What you will do:
What you give back should match the entries below character for character.

Top of Available records

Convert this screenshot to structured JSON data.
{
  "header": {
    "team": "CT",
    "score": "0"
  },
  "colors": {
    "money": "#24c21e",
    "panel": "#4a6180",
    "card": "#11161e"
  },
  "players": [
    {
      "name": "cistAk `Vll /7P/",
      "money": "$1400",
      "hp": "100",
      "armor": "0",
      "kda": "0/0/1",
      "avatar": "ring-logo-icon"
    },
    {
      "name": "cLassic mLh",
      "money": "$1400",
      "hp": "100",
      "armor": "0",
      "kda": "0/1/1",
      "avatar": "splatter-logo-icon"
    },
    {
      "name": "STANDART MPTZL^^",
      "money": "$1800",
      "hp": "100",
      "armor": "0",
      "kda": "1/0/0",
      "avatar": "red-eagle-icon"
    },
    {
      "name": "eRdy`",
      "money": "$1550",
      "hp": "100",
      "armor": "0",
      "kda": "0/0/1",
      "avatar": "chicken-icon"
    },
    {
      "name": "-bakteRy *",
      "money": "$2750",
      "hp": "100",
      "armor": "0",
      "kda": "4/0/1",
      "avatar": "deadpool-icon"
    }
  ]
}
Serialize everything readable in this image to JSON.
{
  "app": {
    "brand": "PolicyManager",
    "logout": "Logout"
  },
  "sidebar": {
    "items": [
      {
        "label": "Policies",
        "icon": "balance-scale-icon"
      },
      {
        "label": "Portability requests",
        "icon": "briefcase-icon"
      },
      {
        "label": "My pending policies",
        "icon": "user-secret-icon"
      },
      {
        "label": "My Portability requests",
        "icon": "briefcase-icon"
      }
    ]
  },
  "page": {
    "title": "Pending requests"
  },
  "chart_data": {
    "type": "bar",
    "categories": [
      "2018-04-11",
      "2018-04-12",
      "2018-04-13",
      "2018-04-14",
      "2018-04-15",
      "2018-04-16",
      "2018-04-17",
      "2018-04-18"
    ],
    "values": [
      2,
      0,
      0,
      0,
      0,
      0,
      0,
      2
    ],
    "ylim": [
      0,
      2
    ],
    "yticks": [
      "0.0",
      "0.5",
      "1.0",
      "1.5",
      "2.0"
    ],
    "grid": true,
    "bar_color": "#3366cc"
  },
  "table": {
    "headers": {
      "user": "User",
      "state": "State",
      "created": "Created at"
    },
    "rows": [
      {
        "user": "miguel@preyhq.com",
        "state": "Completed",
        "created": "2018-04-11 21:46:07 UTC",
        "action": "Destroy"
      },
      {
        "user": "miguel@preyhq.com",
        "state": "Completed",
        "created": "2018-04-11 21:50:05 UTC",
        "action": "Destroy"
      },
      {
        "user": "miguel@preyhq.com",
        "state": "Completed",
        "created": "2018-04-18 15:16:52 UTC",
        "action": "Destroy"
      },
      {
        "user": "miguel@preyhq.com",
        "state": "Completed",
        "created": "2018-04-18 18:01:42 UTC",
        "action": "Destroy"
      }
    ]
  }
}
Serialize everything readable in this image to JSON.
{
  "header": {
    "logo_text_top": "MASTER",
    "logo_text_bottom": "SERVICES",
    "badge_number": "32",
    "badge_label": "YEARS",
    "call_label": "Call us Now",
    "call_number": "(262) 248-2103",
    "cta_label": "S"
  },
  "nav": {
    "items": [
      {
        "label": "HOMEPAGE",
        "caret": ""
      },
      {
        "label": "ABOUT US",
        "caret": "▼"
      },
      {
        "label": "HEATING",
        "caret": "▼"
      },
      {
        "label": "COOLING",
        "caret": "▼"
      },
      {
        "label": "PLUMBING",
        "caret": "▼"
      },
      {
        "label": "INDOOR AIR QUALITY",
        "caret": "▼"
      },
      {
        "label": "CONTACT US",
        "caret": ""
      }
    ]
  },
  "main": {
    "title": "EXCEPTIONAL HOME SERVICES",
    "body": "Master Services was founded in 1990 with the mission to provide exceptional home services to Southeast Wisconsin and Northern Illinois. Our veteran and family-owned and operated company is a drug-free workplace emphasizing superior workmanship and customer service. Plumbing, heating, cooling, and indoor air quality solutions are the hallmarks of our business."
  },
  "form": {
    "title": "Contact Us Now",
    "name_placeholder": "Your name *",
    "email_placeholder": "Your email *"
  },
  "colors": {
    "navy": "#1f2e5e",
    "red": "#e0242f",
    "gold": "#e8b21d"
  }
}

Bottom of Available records

Final answer:
Convert this screenshot to structured JSON data.
{
  "header": {
    "team": "CT",
    "score": "0"
  },
  "colors": {
    "money": "#24c21e",
    "panel": "#4a6180",
    "card": "#11161e"
  },
  "players": [
    {
      "name": "cistAk `Vll /7P/",
      "money": "$1400",
      "hp": "100",
      "armor": "0",
      "kda": "0/0/1",
      "avatar": "ring-logo-icon"
    },
    {
      "name": "cLassic mLh",
      "money": "$1400",
      "hp": "100",
      "armor": "0",
      "kda": "0/1/1",
      "avatar": "splatter-logo-icon"
    },
    {
      "name": "STANDART MPTZL^^",
      "money": "$1800",
      "hp": "100",
      "armor": "0",
      "kda": "1/0/0",
      "avatar": "red-eagle-icon"
    },
    {
      "name": "eRdy`",
      "money": "$1550",
      "hp": "100",
      "armor": "0",
      "kda": "0/0/1",
      "avatar": "chicken-icon"
    },
    {
      "name": "-bakteRy *",
      "money": "$2750",
      "hp": "100",
      "armor": "0",
      "kda": "4/0/1",
      "avatar": "deadpool-icon"
    }
  ]
}
Serialize everything readable in this image to JSON.
{
  "app": {
    "brand": "PolicyManager",
    "logout": "Logout"
  },
  "sidebar": {
    "items": [
      {
        "label": "Policies",
        "icon": "balance-scale-icon"
      },
      {
        "label": "Portability requests",
        "icon": "briefcase-icon"
      },
      {
        "label": "My pending policies",
        "icon": "user-secret-icon"
      },
      {
        "label": "My Portability requests",
        "icon": "briefcase-icon"
      }
    ]
  },
  "page": {
    "title": "Pending requests"
  },
  "chart_data": {
    "type": "bar",
    "categories": [
      "2018-04-11",
      "2018-04-12",
      "2018-04-13",
      "2018-04-14",
      "2018-04-15",
      "2018-04-16",
      "2018-04-17",
      "2018-04-18"
    ],
    "values": [
      2,
      0,
      0,
      0,
      0,
      0,
      0,
      2
    ],
    "ylim": [
      0,
      2
    ],
    "yticks": [
      "0.0",
      "0.5",
      "1.0",
      "1.5",
      "2.0"
    ],
    "grid": true,
    "bar_color": "#3366cc"
  },
  "table": {
    "headers": {
      "user": "User",
      "state": "State",
      "created": "Created at"
    },
    "rows": [
      {
        "user": "miguel@preyhq.com",
        "state": "Completed",
        "created": "2018-04-11 21:46:07 UTC",
        "action": "Destroy"
      },
      {
        "user": "miguel@preyhq.com",
        "state": "Completed",
        "created": "2018-04-11 21:50:05 UTC",
        "action": "Destroy"
      },
      {
        "user": "miguel@preyhq.com",
        "state": "Completed",
        "created": "2018-04-18 15:16:52 UTC",
        "action": "Destroy"
      },
      {
        "user": "miguel@preyhq.com",
        "state": "Completed",
        "created": "2018-04-18 18:01:42 UTC",
        "action": "Destroy"
      }
    ]
  }
}
Serialize everything readable in this image to JSON.
{
  "header": {
    "logo_text_top": "MASTER",
    "logo_text_bottom": "SERVICES",
    "badge_number": "32",
    "badge_label": "YEARS",
    "call_label": "Call us Now",
    "call_number": "(262) 248-2103",
    "cta_label": "S"
  },
  "nav": {
    "items": [
      {
        "label": "HOMEPAGE",
        "caret": ""
      },
      {
        "label": "ABOUT US",
        "caret": "▼"
      },
      {
        "label": "HEATING",
        "caret": "▼"
      },
      {
        "label": "COOLING",
        "caret": "▼"
      },
      {
        "label": "PLUMBING",
        "caret": "▼"
      },
      {
        "label": "INDOOR AIR QUALITY",
        "caret": "▼"
      },
      {
        "label": "CONTACT US",
        "caret": ""
      }
    ]
  },
  "main": {
    "title": "EXCEPTIONAL HOME SERVICES",
    "body": "Master Services was founded in 1990 with the mission to provide exceptional home services to Southeast Wisconsin and Northern Illinois. Our veteran and family-owned and operated company is a drug-free workplace emphasizing superior workmanship and customer service. Plumbing, heating, cooling, and indoor air quality solutions are the hallmarks of our business."
  },
  "form": {
    "title": "Contact Us Now",
    "name_placeholder": "Your name *",
    "email_placeholder": "Your email *"
  },
  "colors": {
    "navy": "#1f2e5e",
    "red": "#e0242f",
    "gold": "#e8b21d"
  }
}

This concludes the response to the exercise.